[Data about app and page elements]
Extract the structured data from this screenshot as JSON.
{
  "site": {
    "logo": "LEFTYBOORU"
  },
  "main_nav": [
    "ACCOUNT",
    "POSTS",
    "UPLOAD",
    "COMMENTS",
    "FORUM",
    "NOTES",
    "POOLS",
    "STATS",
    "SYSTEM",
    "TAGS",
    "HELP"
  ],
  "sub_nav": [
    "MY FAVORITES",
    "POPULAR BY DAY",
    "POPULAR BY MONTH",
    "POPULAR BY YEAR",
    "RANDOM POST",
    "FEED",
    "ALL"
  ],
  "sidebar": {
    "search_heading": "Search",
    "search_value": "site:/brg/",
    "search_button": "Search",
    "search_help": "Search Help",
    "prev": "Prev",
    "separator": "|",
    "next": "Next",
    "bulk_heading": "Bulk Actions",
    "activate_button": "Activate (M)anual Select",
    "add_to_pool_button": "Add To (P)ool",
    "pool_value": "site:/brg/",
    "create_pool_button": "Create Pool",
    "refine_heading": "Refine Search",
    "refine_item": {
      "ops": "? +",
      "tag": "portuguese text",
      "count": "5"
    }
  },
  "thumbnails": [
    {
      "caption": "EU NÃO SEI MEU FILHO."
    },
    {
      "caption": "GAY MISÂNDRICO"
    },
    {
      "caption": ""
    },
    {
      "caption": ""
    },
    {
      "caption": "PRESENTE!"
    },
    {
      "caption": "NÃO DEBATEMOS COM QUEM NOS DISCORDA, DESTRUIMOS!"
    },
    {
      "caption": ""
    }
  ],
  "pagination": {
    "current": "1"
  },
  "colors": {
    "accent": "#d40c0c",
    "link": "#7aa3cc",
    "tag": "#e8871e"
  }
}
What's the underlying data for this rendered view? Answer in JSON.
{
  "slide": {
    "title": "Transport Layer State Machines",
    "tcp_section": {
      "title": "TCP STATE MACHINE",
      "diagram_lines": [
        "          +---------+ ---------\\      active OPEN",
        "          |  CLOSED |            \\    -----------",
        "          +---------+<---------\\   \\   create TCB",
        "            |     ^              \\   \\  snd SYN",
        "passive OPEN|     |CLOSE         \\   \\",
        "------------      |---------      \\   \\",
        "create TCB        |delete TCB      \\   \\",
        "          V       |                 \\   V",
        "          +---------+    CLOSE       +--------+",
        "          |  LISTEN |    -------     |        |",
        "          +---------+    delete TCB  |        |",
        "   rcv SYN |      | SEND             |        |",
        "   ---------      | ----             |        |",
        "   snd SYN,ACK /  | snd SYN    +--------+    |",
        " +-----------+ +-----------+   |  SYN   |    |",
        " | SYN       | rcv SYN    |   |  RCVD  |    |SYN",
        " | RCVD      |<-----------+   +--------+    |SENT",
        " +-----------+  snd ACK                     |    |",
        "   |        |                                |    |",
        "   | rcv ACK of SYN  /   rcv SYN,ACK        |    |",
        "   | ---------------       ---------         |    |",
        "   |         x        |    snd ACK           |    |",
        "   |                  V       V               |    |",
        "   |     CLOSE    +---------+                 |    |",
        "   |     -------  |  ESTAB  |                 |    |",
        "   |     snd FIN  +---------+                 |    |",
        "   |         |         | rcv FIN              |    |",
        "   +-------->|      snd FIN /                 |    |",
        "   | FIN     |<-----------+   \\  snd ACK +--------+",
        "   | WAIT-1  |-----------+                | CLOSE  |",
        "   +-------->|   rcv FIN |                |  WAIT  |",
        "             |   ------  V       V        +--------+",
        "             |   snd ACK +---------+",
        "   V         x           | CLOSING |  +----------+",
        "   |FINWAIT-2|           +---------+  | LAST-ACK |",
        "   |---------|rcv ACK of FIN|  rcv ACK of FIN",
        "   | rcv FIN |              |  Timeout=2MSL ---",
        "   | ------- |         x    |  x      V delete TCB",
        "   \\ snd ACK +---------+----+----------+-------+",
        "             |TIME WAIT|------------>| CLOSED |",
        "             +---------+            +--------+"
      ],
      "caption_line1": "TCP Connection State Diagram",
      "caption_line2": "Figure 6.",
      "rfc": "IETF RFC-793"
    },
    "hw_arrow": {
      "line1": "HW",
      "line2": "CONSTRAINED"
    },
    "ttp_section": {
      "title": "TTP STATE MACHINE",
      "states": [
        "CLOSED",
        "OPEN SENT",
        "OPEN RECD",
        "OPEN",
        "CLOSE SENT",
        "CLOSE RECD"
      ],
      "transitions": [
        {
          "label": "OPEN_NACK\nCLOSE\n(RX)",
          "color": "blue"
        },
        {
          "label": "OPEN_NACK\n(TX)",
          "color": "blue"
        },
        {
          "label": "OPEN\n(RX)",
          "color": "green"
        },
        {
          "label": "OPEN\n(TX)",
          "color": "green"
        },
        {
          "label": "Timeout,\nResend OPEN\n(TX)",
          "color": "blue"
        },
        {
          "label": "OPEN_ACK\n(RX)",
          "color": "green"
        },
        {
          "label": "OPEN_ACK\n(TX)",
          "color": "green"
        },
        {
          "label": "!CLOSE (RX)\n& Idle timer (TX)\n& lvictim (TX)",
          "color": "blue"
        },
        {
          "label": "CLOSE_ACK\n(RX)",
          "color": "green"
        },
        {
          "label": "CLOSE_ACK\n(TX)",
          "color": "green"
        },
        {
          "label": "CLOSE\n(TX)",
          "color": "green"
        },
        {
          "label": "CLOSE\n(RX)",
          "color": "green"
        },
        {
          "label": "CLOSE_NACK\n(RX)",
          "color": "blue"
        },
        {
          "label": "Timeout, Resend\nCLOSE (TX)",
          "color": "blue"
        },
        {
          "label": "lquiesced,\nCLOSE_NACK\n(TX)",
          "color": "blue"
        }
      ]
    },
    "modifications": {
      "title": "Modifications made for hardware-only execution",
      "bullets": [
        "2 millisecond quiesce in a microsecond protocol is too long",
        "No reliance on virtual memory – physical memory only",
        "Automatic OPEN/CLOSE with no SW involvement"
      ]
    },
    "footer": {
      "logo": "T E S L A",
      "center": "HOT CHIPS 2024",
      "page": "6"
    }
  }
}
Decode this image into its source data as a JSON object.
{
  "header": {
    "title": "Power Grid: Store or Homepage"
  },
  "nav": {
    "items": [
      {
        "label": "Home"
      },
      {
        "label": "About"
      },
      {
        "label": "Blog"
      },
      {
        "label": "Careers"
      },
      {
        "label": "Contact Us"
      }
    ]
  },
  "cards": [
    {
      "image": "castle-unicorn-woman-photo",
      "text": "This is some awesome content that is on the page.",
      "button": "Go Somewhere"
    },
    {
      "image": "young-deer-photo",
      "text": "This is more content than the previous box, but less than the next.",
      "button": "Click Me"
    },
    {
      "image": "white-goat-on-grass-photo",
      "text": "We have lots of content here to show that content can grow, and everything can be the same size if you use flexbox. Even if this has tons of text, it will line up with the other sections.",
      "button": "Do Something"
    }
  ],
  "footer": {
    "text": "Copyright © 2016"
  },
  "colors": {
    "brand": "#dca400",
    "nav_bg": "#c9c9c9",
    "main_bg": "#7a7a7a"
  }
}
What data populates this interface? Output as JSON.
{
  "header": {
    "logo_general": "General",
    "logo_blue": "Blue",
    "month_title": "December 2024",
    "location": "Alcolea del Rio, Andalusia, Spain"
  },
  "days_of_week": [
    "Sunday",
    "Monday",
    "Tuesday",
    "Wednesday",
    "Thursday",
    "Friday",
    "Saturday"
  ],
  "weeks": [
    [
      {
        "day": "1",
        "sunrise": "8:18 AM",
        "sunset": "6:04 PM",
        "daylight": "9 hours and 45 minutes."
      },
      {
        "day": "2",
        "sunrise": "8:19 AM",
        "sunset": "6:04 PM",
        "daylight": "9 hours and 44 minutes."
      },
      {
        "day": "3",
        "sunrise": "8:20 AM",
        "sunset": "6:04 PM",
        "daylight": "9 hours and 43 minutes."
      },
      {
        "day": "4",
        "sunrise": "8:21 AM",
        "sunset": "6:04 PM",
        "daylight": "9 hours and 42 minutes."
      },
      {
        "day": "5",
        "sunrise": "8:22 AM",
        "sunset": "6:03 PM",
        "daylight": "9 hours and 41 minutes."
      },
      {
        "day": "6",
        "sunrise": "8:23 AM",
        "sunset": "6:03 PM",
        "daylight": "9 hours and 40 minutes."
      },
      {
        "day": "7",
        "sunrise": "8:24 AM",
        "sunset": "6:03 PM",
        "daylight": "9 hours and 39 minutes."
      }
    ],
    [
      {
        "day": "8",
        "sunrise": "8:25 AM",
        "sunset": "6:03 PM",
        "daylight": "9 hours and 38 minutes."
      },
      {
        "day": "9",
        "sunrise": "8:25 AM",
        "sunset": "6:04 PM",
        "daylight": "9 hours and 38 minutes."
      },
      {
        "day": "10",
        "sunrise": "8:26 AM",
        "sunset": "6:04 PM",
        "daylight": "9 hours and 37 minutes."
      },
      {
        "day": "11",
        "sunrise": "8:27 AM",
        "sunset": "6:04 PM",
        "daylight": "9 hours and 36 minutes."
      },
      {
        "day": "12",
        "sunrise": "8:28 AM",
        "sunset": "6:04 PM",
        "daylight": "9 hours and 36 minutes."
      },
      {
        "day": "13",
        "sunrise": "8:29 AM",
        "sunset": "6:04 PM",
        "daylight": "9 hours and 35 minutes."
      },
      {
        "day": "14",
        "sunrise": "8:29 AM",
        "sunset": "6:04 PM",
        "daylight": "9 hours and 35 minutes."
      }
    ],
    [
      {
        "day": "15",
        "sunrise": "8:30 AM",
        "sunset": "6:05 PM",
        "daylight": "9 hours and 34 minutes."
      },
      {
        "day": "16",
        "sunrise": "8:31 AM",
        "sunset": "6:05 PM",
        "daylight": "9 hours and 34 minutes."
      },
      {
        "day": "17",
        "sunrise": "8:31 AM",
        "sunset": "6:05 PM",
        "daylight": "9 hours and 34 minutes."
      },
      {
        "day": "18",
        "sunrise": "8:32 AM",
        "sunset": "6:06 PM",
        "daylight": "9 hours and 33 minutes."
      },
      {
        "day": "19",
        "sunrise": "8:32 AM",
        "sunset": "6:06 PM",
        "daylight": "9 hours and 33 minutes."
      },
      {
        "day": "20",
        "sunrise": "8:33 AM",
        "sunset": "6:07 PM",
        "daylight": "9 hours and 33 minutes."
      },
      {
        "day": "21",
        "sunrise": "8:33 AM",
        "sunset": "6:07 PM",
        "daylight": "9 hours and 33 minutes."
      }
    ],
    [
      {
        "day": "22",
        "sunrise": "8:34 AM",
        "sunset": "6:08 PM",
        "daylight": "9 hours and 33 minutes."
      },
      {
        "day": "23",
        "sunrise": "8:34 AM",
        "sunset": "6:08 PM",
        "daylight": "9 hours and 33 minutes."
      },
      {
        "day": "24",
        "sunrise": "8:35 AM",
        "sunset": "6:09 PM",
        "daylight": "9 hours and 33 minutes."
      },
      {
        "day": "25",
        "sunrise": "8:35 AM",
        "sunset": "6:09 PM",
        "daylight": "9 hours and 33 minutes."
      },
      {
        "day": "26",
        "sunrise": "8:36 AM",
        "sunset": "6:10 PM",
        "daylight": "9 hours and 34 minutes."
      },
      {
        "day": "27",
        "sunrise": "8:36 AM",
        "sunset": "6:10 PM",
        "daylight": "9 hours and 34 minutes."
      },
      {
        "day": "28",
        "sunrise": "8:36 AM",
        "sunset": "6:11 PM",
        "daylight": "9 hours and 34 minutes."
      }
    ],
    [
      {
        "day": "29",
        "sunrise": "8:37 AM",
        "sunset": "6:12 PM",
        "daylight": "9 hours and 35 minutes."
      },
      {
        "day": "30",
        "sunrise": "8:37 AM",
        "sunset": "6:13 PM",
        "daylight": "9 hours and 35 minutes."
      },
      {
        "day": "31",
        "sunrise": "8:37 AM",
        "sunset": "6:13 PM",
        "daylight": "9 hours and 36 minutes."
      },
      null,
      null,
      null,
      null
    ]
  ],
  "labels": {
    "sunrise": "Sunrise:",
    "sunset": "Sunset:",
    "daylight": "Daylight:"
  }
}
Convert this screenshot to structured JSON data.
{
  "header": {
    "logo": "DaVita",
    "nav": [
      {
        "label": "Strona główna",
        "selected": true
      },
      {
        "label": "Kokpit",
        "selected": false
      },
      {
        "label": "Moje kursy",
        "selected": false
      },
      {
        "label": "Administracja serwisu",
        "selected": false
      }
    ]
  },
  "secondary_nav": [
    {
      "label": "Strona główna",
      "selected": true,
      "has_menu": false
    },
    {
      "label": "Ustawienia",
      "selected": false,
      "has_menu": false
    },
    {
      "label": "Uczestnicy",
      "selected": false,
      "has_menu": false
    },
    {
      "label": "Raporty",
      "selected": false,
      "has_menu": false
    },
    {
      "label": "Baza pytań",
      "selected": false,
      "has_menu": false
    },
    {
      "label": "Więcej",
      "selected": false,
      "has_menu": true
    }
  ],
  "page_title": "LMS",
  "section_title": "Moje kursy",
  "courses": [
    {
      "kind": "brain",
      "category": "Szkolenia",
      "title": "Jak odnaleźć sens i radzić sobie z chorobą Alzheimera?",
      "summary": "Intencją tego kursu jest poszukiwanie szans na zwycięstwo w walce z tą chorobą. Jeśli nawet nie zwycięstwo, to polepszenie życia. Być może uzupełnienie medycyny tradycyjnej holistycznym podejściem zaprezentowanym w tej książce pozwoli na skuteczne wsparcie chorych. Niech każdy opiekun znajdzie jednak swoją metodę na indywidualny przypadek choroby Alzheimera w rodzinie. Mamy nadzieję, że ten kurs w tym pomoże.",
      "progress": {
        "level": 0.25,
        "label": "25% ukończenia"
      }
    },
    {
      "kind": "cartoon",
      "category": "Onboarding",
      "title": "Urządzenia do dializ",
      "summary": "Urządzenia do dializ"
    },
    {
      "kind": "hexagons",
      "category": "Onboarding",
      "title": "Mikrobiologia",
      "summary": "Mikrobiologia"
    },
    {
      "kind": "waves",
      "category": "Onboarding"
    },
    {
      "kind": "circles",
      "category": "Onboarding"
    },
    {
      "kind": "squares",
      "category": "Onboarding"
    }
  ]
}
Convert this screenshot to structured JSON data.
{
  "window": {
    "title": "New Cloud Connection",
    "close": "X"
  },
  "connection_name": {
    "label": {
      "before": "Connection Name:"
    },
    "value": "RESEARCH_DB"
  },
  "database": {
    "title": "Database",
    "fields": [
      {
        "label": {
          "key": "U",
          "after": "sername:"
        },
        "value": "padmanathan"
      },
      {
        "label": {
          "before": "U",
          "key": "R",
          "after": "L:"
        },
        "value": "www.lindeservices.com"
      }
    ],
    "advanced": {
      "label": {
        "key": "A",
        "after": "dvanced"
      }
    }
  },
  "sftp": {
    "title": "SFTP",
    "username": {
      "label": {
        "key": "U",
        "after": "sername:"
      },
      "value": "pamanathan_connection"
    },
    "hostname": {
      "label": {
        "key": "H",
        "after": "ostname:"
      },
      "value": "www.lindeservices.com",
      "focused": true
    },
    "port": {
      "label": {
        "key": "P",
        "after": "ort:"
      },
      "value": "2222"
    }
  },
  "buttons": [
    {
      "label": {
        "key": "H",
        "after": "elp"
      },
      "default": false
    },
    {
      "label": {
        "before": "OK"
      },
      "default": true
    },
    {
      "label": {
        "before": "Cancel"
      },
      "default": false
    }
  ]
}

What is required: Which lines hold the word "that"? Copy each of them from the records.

Response area:
      "text": "This is some awesome content that is on the page.",
      "text": "We have lots of content here to show that content can grow, and everything can be the same size if you use flexbox. Even if this has tons of text, it will line up with the other sections.",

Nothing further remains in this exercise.